• TASK DIRECTIONS: Set down the entries exactly. No line may differ from its source.

• GIVEN RECORDS:

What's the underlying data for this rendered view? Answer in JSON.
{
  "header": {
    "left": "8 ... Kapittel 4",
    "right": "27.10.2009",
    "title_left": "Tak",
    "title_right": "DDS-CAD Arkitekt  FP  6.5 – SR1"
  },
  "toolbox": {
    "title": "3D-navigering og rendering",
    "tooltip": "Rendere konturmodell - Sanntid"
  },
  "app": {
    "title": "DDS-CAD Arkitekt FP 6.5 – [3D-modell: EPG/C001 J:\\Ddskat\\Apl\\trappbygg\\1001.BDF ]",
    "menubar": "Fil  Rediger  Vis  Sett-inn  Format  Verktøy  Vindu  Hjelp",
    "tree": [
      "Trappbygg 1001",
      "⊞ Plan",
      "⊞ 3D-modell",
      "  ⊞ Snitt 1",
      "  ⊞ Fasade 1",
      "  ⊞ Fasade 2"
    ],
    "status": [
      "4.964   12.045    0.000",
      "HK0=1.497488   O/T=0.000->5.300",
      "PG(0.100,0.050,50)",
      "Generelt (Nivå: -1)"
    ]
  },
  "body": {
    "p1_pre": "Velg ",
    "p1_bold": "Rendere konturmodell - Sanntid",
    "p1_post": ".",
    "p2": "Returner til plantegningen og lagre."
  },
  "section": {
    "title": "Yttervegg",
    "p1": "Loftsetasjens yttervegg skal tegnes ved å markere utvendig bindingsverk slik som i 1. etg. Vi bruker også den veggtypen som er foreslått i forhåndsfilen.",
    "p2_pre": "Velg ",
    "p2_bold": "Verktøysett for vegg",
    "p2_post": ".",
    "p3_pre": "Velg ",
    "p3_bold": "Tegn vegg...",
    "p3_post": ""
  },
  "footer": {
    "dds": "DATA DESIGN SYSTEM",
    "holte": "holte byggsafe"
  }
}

• WRITTEN SOLUTION:
What's the underlying data for this rendered view? Answer in JSON.
{
  "header": {
    "left": "8 ... Kapittel 4",
    "right": "27.10.2009",
    "title_left": "Tak",
    "title_right": "DDS-CAD Arkitekt  FP  6.5 – SR1"
  },
  "toolbox": {
    "title": "3D-navigering og rendering",
    "tooltip": "Rendere konturmodell - Sanntid"
  },
  "app": {
    "title": "DDS-CAD Arkitekt FP 6.5 – [3D-modell: EPG/C001 J:\\Ddskat\\Apl\\trappbygg\\1001.BDF ]",
    "menubar": "Fil  Rediger  Vis  Sett-inn  Format  Verktøy  Vindu  Hjelp",
    "tree": [
      "Trappbygg 1001",
      "⊞ Plan",
      "⊞ 3D-modell",
      "  ⊞ Snitt 1",
      "  ⊞ Fasade 1",
      "  ⊞ Fasade 2"
    ],
    "status": [
      "4.964   12.045    0.000",
      "HK0=1.497488   O/T=0.000->5.300",
      "PG(0.100,0.050,50)",
      "Generelt (Nivå: -1)"
    ]
  },
  "body": {
    "p1_pre": "Velg ",
    "p1_bold": "Rendere konturmodell - Sanntid",
    "p1_post": ".",
    "p2": "Returner til plantegningen og lagre."
  },
  "section": {
    "title": "Yttervegg",
    "p1": "Loftsetasjens yttervegg skal tegnes ved å markere utvendig bindingsverk slik som i 1. etg. Vi bruker også den veggtypen som er foreslått i forhåndsfilen.",
    "p2_pre": "Velg ",
    "p2_bold": "Verktøysett for vegg",
    "p2_post": ".",
    "p3_pre": "Velg ",
    "p3_bold": "Tegn vegg...",
    "p3_post": ""
  },
  "footer": {
    "dds": "DATA DESIGN SYSTEM",
    "holte": "holte byggsafe"
  }
}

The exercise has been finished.